In a letter Monday to colleagues, Schumer said the Senate “must evolve” and will “debate and consider” the rules changes by Jan. 17, on or before Martin Luther King Jr. Day, as the Democrats seek to overcome Republican opposition to forever changing the way elections are held.
He invoked the anniversary of the January 6th Capitol Riot to drive home his plea for Democratic support.
“Let me be clear: January 6th was a symptom of a broader illness — an effort to delegitimize our election process,” Schumer wrote, “and the Senate must advance systemic democracy reforms to repair our republic or else the events of that day will not be an aberration — they will be the new norm.”
The bill has been stalled in the evenly-split 50-50 Senate, blocked by a Republican-led filibuster and leaving Democrats unable to mount the 60-vote threshold needed to advance it toward passage.
Democrats have been unable to agree among themselves over potential changes to the Senate rules to reduce the 60-vote hurdle, despite months of private negotiations.
Two holdout Democrats, Manchin and Sinema, have tried to warn their party off changes to the Senate rules, arguing that when Republicans take majority control of the chamber, they could use the lower voting threshold to advance bills Democrats oppose.
Under enormous political pressure to break the logjam on the voting legislation, President Joe Biden has also waded cautiously into the debate.
How the Senate rules would be changed remains under discussion.

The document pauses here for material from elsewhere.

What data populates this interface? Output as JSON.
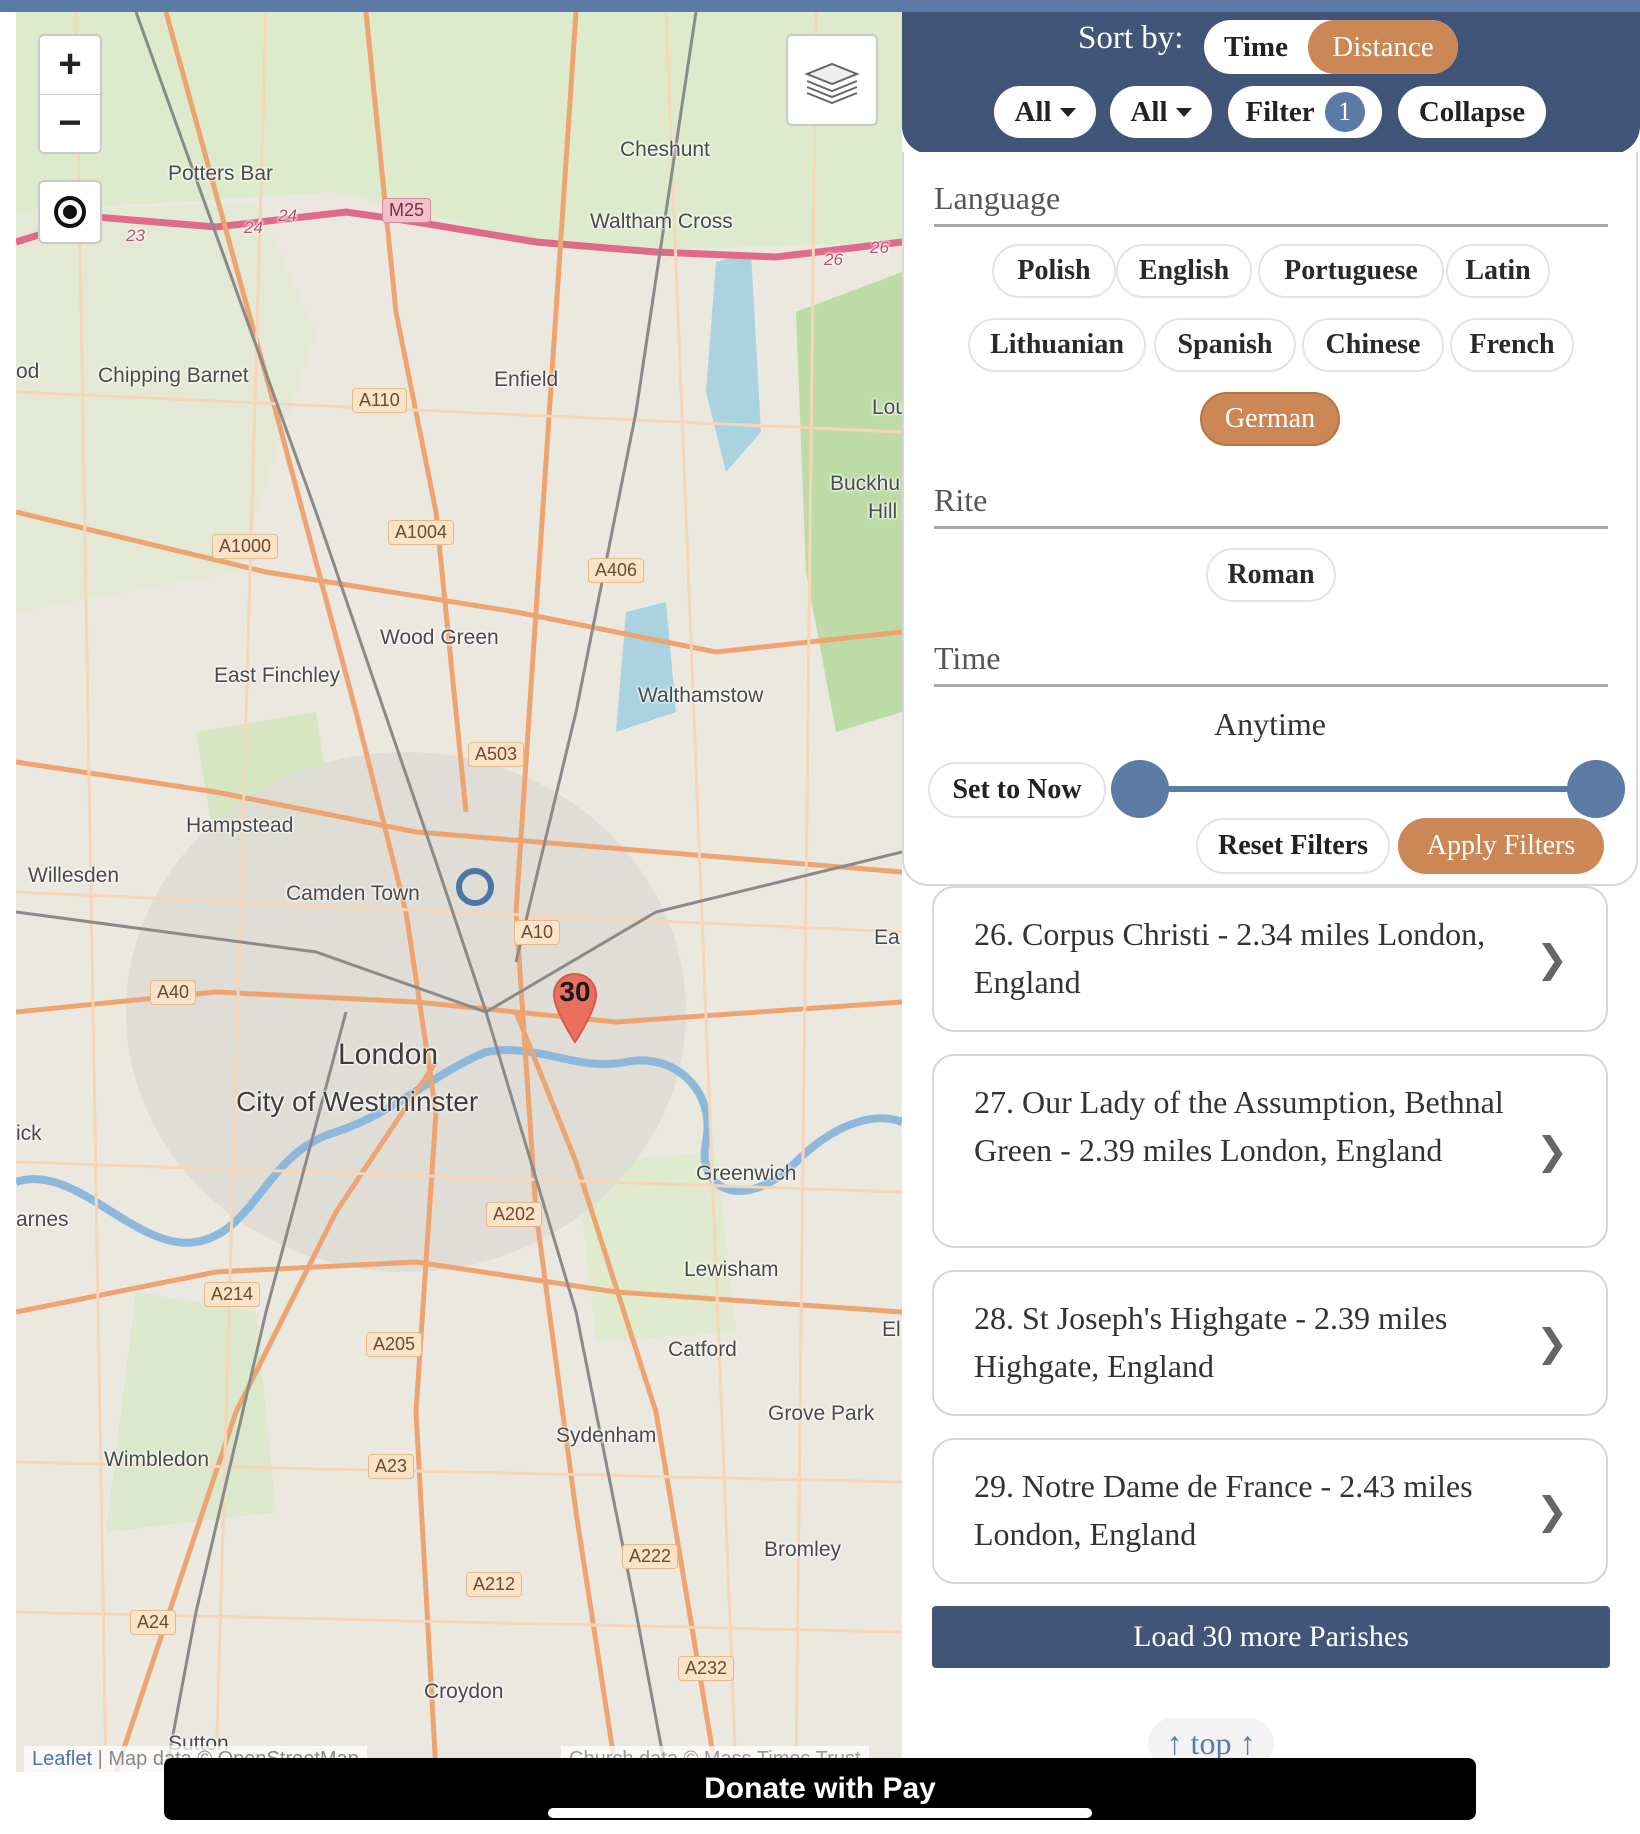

Liberal activists warn that Republican-led states are passing election legislation and trying to install elections officials loyal to the former president, Donald Trump, in ways that could subvert future elections.
Republicans argue that election legislation and security reforms are needed to give greater confidence to voters after a riot attempted to disrupt the Jan. 6th Electoral College certification.
The Associated Press contributed to this article